During an emotional public comment portion of the NDWAC meeting, El Paso water utility officials reported that they need $95 million to comply with an arsenic MCL of 10 ppb. This total includes $37 million of distribution system changes that are not accounted for by EPA or AWWARF cost estimates. In addition, several environmental groups were outspoken in their view that the health risks associated with arsenic justify whatever cost is necessary. Also, "an arsenic level of 10 ppb allows higher health risk levels than MCLs (for other contaminants)," asserted Sparky Anderson of the Texas Clean Water Action. (Return to top)
Integration of SDWA and CWA
EPA's Bill Diamond, Director of the Drinking Water Protection Division in OGWDW, presented the agency's plans to coordinate the SDWA and CWA programs. Although both programs have complementary goals and programs, in practice the goals of protecting public health and protecting the environment have been treated separately, and these programs have not been well coordinated, he said.
For example, sometimes CWA and SDWA requirements conflict, noted NDWAC member Vicki Ray, Manager of Kentucky's Drinking Water Branch. For example, a utility may decide to violate the requirements of the SDWA to avoid violating the CWA, she said.
Dougherty noted that SDWA source water protection fits very well with CWA watershed protection. One aspect of EPA's strategy will be to stress consideration of drinking water issues during the CWA process of establishing total maximum daily loads (TMDLs), because drinking water issues are not considered now.
The NDWAC drafted a one-page resolution to administrator Whitman supporting SDWA and CWA integration plans. (Return to top)
Strategy for water-born microbial disease
"Microbial risk is probably the largest remaining public health risk (in drinking water)," said Ephraim King, EPA's Director of Standards and Risk Management Division in OGWDW, possibly causing 10 million cases of gastro-intestinal illness annually. The agency is developing a strategy related to the integration of SDWA and CWA programs, particularly regarding source water protection, so that contaminants never enter water to begin with, said Dougherty.
In addition, studies and disease outbreaks have led EPA to question how protected groundwater is from microbial contamination. But "this is the first time EPA has discussed their proposed strategy publicly," noted Dougherty. (Return to top)
Ability of states to implement SDWA
Many states are struggling to fully implement SDWA requirements, and lack adequate funding, staffing, and training. For example, in Kentucky, over 50% of Ray's state implementation staff is brand new to drinking water, and there are currently 5 staff vacancies.
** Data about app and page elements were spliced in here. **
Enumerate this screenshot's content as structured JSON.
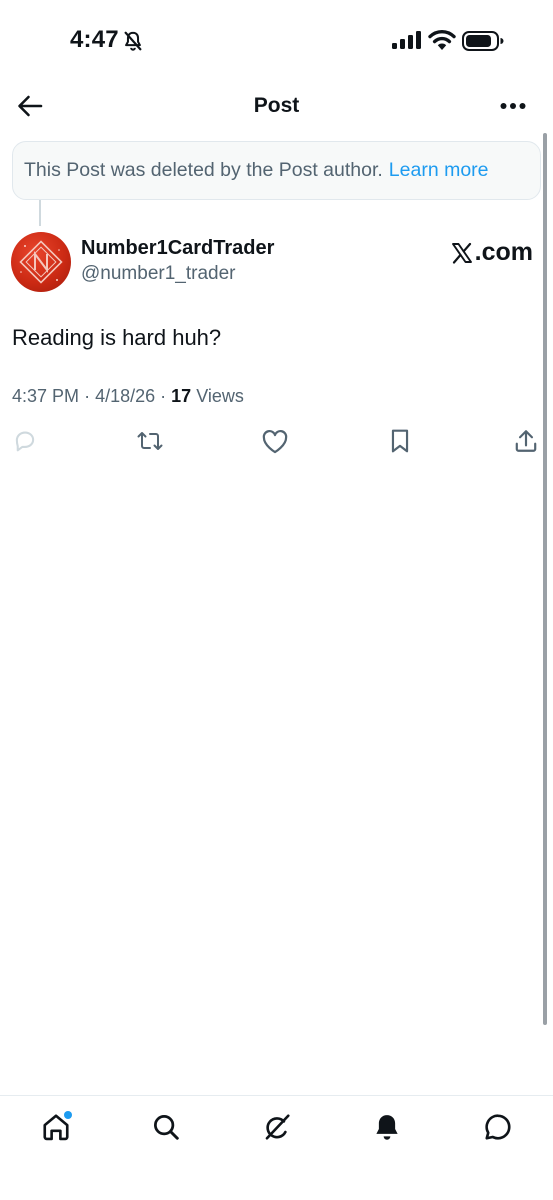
{
  "status_bar": {
    "time": "4:47",
    "icons": [
      "bell-slash-icon",
      "cellular-signal-icon",
      "wifi-icon",
      "battery-icon"
    ]
  },
  "header": {
    "title": "Post",
    "back_icon": "arrow-left-icon",
    "more_icon": "more-horizontal-icon"
  },
  "notice": {
    "text": "This Post was deleted by the Post author.",
    "link": "Learn more"
  },
  "author": {
    "name": "Number1CardTrader",
    "handle": "@number1_trader",
    "badge_text": ".com"
  },
  "post": {
    "text": "Reading is hard huh?",
    "time": "4:37 PM",
    "date": "4/18/26",
    "separator": "·",
    "views_count": "17",
    "views_label": "Views"
  },
  "actions": [
    "reply-icon",
    "repost-icon",
    "like-icon",
    "bookmark-icon",
    "share-icon"
  ],
  "tab_bar": [
    "home-icon",
    "search-icon",
    "grok-icon",
    "notifications-icon",
    "messages-icon"
  ],
  "colors": {
    "accent": "#1d9bf0",
    "text_primary": "#0f1419",
    "text_secondary": "#536471",
    "avatar_red": "#cc2a14"
  }
}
EPA training on new rules is often not timely, she said, and hiring experienced staff is very difficult, particularly for engineers, primarily due to lower salaries offered by states.
EPA is working with the Association for State Drinking Water Administrators to thoroughly survey all states to assess funding and staffing needs to fully implement the SDWA, projecting out to 2010. EPA hopes to have draft results of this detailed national survey in October 2001. The agency intends to use the results to help states implement innovative solutions. (Return to top)
EPA presented an overview of projected infrastructure funding needs for drinking water systems.
EPA and the NDWAC acknowledged the magnitude of projected funding needs, and they will form an infrastructure subcommittee in the fall, after EPA gathers data, and EPA's new assistant administrator of water gives project direction, said Dougherty. (Return to top)
About the author: Nancy L. Pontius is co-founder of Pontius Water Consultants Inc., and provides technical communication services to the water industry. Pontius Water Consultants specializes in drinking water regulatory affairs, compliance, water quality control, treatment, and technical communications. She may be reached at firstname.lastname@example.org. (Back)
Read related articles by Nancy Pontius:
EPA's Whitman reaches out to top water-utility leaders
Subscribe to our free e-mail newsletter.
Click for a free Buyer's Guide listing.